A similar approach needs to be embraced in the corporate realm. Traditional data does have its place, but the analysis of new forms of data such as text, social media, etc… are available that give an even more accurate picture of the climate of an industry.

3.) Prediction

Baseball teams have historically scouted, evaluated, and compensated players based on their production in previous seasons. The better a player played in the past, the greater his salary in the present and future, when contracts began to lengthen in years and ‘guaranteed money’ became a thing. By the end of a lengthy contract, teams were often overpaying for players whose best days on the diamond were well behind them (think Carlos Zambrano for all you Cubs fans out there). However, the increased use of analytics has enabled teams to become better at evaluating a players’ future performance (and when they might plateau), and structuring their contracts in accordance.

Likewise, businesses should combine traditional business intellect with predictive analytics. With so much big data now available to be interpreted, companies can make informed decisions not based on what has occurred, but what’s most likely to occur based on the trends data can illuminate.

Each of these embraces of modern analytics can be as beneficial to the corporate sector as they have been to America’s past time. All it takes is an inquisitive mindset, and a little deviation from the status quo, to gain lasting competitive advantages and industry insights.

Drive Home Safely,

Bryan White, MBA


For the Love of the Game…

Prince Fielder celebrates a walk-off HR during his playing years with the Milwaukee Brewers.
Prince Fielder celebrates a walk-off HR during his playing years with the Milwaukee Brewers.

Hello all,

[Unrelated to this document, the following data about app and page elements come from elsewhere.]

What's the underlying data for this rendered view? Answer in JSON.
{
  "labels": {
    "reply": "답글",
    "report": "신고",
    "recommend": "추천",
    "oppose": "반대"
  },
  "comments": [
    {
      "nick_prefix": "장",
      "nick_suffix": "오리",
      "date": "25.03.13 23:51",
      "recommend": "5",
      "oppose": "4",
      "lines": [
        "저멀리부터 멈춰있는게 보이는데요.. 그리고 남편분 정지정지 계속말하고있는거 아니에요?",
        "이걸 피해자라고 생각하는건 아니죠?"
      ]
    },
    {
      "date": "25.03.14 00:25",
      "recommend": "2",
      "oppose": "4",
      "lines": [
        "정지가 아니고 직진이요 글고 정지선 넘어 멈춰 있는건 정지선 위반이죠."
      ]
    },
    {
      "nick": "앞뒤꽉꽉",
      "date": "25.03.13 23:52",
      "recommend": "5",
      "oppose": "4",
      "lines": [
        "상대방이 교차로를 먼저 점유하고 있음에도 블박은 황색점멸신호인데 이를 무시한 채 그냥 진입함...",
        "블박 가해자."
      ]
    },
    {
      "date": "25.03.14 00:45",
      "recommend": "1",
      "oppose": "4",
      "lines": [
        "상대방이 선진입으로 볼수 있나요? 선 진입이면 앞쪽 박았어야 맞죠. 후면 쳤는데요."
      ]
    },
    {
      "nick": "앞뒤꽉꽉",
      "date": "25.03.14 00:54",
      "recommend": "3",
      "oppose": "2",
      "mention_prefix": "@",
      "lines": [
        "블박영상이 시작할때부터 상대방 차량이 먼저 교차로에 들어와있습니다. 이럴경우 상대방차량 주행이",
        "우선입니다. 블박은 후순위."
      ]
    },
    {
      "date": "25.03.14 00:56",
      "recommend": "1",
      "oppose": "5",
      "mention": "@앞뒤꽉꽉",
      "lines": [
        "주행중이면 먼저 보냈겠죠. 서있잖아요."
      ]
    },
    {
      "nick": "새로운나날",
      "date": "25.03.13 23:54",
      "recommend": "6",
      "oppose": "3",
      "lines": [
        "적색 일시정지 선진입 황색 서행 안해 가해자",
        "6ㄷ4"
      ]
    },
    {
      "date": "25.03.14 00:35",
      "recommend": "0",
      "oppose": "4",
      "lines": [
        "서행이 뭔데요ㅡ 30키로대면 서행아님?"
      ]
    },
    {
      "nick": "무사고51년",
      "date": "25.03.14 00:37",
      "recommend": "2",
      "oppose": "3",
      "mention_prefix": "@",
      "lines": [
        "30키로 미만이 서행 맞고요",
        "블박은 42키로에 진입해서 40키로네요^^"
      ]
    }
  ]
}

There are few things in society today that captivate individuals like competitive sport. We become so fixated at the results of sports competitions that we allow it to consume our afternoons, weekends, Monday morning office conversations, and social media feeds. With the NFL deep in its post-draft offseason and the NBA playoffs winding down, baseball fever will shortly be in full swing. Soon, ballparks all across the continental United States will be flooded with families and high school/college students looking to get the most out of their summers. Naturally, spectacles such as this are both highly lucrative and highly marketable.

When Bill James and Michael Lewis began pioneering the ‘Moneyball’ movement, they knew they were on to something. However, they couldn’t have possibly fathomed how universal it would become. As more and more teams place emphasis on stats like WHIP (Walks/Hits per Inning pitched) and OBPS (On-Base Percentage plus Slugging), the need for advanced analytics continues to skyrocket. “Big Data” has deeply embedded itself into baseball, and with exemplary players like Mike Trout cashing in, the importance to unlocking its secrets has become essential. 

At the same time, the social media realm has become one with the professional sports world. With shows like ESPN’s ‘SportsNation’, the art of the clever sports tweet has reach a new high. Combining this with how active sports figures are on social sites like Twitter, fans are starving for a greater social presence from their beloved organizations.

My name is Bryan White and I am an MBA candidate at Radford University. Baseball has always been a passion of mine, having played since the age of 4 until my collegiate career concluded at Milligan College. My playing years have taken me to various college campuses and cities all across the U.S., and I bleed ‘Cincy Red’ March through October. Over the next few weeks, I will be discussing how major league baseball organizations are using advanced marketing analytics and social media interaction to enhance both fan experience at the ballpark and improve on-field quality. Topics that I hope to cover will include team Twitter feeds, corresponding promotional events, advanced data analysis, and how sabermetrics like OBP and player efficiency rating have affected prospect scouting and contract negotiation.

To add to the social media experience, each day I create a post I will be inserting the ‘ baseball stat of the day’ via @MLBStatoftheDay. Thank you for viewing and I hope you enjoy the content that I am able to bring your way!

Drive home safely,

Bryan White, MBA